I am a morning person. I am terrible at sleeping in, and I have probably averaged no more than six hours of sleep per night for as long as I can remember. My parents, also, have always been early risers, and it’s not unusual for the house to fall silent by 10 p.m.
This led me to some questions:
Is our relationship with sleep genetic? Are we born either a morning person or a night owl? Is our sleep pattern a habit we develop over the course of our lives—and if so, can we change it? Or are some people’s brains simply wired toward getting a better night’s’ sleep than others?
Sleep is one of the most essential human activities. It is an automatic, natural state somewhere between conscious and unconscious, and there is not a single cell or tissue in the body or brain that does not benefit from getting a good night of rest. We sleep so that our minds have time to process the billions of emotions, thoughts, feelings and actions that we experience when we are awake so that they can be organized and stored in memory.
So why do some of us find sleep so hard?
Despite what we might think, less than three percent of us can blame our genes for how easily we manage to sleep. For these people as little as six hours a night is enough to maintain a high level of cognitive function throughout the day. However, for the rest of us, a regular eight hours a night is the recommended sweet spot—getting less than this over a long period of time can be costly.
Although uncommon, for some people basic physiology is, at least in part, accountable for sleep disturbance. The hormones cortisol and adrenaline trigger a state of alertness and arousal. Unless linked to stress, these hormones are generally released into the brain first thing in the morning, and then in relatively small amounts throughout the day. However, in some cases, the brain receives a consistently high level of cortisol and adrenaline throughout the day and night. The result is a constant state of alertness during the day and night, and when the sleep state is eventually reached, it’s easily disturbed by light, sound or movement.
3. Sleep disorders
Sleep disorders such as sleep apnea; sleep paralysis; snoring; REM sleep disorder and exploding head syndrome are among just a few of the disorders associated with poor sleep. Perhaps one of the more common disorders is sleep-walking.
According to Mark Mahowald, a professor and pioneer of sleep behavior at Stanford University, the root cause of sleepwalking is neurological. Normally as our bodies move in and out of different phases of rest and slumber, the brain stem paralyzes our limbs and nervous system so that we are not disturbed by our own movement. This process is called ‘the switch,’ and for most people, it occurs several times a night without any problems. For some people, however, the switch is prone to error, effectively allowing the body to stay awake while the brain sleeps. During this state, the body is prone to carry out a variety of automatic behaviors that have been ingrained deep inside the brain, while our brains remain oblivious with no conscious awareness of what the body is doing.
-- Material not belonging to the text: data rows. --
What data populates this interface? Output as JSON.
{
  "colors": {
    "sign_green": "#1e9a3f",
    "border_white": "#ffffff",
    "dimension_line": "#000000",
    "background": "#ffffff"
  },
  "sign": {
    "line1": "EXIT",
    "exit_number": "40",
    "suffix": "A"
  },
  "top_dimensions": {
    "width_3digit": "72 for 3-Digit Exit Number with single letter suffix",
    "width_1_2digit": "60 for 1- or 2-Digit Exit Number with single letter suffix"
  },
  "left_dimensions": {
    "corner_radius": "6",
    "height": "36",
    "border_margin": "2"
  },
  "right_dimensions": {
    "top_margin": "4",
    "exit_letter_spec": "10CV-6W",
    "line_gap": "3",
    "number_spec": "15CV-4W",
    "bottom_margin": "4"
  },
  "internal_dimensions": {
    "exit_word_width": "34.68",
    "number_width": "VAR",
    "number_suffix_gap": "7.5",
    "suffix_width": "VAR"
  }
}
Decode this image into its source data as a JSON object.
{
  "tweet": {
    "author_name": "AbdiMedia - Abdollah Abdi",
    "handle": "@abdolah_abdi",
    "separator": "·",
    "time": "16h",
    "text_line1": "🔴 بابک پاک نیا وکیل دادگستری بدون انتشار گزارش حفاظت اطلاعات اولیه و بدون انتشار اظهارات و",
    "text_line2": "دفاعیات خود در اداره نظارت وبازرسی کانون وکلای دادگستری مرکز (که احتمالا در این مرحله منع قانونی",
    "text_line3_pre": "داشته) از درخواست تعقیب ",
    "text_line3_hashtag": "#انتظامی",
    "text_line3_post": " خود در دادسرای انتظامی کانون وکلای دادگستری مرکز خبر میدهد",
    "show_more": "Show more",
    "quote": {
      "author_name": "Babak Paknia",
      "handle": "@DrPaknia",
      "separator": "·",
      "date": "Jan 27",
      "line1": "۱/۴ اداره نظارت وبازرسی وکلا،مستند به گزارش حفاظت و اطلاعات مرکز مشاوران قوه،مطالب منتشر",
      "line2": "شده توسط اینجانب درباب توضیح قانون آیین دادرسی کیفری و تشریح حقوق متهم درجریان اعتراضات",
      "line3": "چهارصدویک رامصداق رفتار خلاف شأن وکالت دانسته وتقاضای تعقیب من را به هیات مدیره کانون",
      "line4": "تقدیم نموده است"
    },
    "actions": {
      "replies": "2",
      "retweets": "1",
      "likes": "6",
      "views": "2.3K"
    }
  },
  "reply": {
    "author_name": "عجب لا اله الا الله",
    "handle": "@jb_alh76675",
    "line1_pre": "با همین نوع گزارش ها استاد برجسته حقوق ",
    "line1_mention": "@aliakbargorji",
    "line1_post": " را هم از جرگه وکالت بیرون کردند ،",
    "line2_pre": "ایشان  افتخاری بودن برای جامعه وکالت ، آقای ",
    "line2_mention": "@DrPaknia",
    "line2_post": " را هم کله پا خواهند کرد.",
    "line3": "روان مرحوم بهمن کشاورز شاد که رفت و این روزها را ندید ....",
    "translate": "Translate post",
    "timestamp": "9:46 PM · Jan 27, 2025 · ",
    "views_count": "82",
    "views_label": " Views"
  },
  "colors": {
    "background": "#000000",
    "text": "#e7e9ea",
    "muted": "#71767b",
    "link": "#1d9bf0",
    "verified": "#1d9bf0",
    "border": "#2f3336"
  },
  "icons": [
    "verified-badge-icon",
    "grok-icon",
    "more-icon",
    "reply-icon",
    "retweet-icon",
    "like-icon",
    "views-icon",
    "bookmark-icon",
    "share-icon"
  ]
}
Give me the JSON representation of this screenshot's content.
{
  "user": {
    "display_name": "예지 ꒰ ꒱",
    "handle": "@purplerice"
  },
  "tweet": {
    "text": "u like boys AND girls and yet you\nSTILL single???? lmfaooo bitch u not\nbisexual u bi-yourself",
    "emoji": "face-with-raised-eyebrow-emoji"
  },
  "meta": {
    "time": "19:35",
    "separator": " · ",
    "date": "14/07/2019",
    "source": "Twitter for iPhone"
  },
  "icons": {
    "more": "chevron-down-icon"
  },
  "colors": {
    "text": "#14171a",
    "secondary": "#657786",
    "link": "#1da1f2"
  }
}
4. Sleep terrors
Like sleepwalking, sleep terrors only affect a minority of people but can be highly unpleasant. For someone experiencing a sleep terror, the activity inside the brain is markedly different from when they are awake. During sleep terror, all areas of the brain shut down except for the most primitive areas that control walking, breathing, and basic survival. These areas are separate from regions of logical thought and reasoning that lie unconscious during sleep and can, therefore, operate automatically without conscious awareness. As such, when a sleep terror is triggered it is experienced in the rawest of emotional and imagery form with no chance of logic or reason intervening.
5. Brain development
In addition to common sleep disorders, poor sleep quality has been associated with a number of developmental disorders and learning difficulties. Although it is yet to be determined whether poor sleep is the result of impaired development, or whether the reverse is true, sleep is essential for memory formation and learning, and so when disrupted for prolonged periods of time, the ability to hold and recall information will also be compromised.
Perhaps the most common cause of sleep disturbance comes down to habit. Unlike some of our perhaps more obvious habits, such as a morning coffee, the route we take to work, or the fact we always buy the same foods at the supermarket, we are continually carrying out little subconscious habits without even knowing. These habits are so deeply ingrained in the subconscious areas of our brain that we often don’t realize we’re doing them. Sleep routine is one of these. Hours before we make the decision to go to bed, we start preparing for it. We might subconsciously begin reciting the storyline to ourselves that we won’t get to sleep, or that we will wake several times a night. We might set our alarm early and go to bed believing we will wake several times in the night in anticipation. We might experience poor sleep once a week, then twice, three times, and then anxiety kicks in as we build ourselves up for the struggle. To this extent, our quality of sleep becomes a subconscious decision, one we make before our heads even hit the pillow. We are already setting ourselves up for a poor night sleep—expecting to wake early, fall asleep late or be disturbed every hour.
So, back to me being a morning person. Am I really a morning person or do I habitually struggle to get to sleep only to wake again before 6 a.m.? Or maybe I can thank my ancestors for inherited sleep genes? What we can say is that the ability to get a regular eight hours might be associated with far more than our ability to relax and unwind before our head hits the pillow.